As for crop failure... in the warm spell 2 year ago, eastern Europe had a poor harvest. A single poor harvest and it sent flour prices in UK spiking, nearly doubling, until the government put price control on and use food reserves in warehouses to make up the deficit. Now if there were two poor harvest in close succession, what do you think would happen?
Civilization collapse. Yes, it has happened repeated in human history but never like this. To produce our civilization, we have consumed all easily available natural resources. Most concentrated ore deposits on the surface are now gone. Look at oil. Can you imagine a person with 1800 technology, trying to convince investors that he wants their money to drill for oil (a substance of limited use, as plastics have not been rediscovered) which can only be found in abundance in areas where the water depth is 1500m and then only by drilling a hole 9km underground. And with no crude oil, there are no plastics, almost no synthetic fabrics, and no high purity chemicals. IIf our current civilization collapse, I find it very hard to imagine another technological civilization rising from the ashes to take its place.

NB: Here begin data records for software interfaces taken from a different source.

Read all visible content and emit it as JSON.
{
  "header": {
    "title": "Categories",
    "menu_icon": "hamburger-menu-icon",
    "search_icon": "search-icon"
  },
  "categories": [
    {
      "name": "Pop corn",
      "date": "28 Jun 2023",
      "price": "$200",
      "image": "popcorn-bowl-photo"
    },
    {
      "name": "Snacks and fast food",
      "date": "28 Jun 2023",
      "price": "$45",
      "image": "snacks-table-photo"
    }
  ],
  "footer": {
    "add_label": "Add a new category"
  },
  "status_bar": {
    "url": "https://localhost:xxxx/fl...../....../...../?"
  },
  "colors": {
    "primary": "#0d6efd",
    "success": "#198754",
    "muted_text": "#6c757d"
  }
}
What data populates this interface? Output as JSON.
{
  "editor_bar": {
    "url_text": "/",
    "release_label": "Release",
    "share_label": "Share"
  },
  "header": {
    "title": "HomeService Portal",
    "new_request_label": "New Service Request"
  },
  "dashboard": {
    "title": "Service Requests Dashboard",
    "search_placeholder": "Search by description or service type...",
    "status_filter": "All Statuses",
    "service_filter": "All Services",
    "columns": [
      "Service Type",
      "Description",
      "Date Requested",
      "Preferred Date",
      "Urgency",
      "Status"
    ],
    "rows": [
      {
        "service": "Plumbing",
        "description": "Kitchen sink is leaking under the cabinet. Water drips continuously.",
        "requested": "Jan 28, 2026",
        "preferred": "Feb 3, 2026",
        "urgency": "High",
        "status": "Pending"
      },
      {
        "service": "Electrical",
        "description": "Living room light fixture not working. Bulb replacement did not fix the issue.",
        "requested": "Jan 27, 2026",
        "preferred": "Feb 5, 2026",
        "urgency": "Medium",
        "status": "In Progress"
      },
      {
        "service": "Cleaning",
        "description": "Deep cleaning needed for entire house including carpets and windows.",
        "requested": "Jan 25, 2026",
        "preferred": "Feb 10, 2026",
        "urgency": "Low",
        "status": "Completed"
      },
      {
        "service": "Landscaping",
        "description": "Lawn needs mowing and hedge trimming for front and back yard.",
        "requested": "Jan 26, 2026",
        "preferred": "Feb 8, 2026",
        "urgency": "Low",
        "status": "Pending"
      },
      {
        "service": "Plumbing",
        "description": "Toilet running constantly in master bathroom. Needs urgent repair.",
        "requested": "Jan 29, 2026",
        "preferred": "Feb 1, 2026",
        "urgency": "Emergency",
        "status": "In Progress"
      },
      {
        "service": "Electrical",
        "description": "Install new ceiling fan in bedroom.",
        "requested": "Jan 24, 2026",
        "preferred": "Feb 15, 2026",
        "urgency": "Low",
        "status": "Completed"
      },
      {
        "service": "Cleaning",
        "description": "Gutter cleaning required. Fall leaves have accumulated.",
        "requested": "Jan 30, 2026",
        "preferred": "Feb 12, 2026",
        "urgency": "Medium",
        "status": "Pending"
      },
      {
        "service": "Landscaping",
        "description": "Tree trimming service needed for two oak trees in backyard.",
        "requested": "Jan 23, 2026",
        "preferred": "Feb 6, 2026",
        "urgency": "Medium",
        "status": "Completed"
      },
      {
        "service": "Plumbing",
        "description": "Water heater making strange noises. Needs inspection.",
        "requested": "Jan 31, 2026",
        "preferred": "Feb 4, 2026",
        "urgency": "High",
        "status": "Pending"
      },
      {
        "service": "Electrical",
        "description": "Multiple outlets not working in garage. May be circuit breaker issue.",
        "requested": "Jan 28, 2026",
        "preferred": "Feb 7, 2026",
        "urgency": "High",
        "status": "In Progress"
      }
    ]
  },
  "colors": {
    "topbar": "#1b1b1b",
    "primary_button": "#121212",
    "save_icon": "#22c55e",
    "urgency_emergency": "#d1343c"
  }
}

So yes we should be worried. And if the question of how important important are human contribution to global warming, trying putting yourself in this situation. Your house is on fire! Does it matter if the fire was caused by a spark from the fireplace or from playing with matches. Would your immediate actions be any different? If it were caused by sparks from the fireplace, would you stop trying and let the house burn down with you in it?
The whole point of green technology and green movement in my mind is to buy time, decades, hopefully centuries of time. We can rebuild our seaports if sea level rise over the centuries, change our crops if we are given many decades. Even move whole population centers smoothly if we had enough time. But we can not adapt without major damage to civilization if the changes are happening too quickly. And that fast pace is what human aided global warming is now setting.
May your PCR products be long, your protocols short and your boss on holiday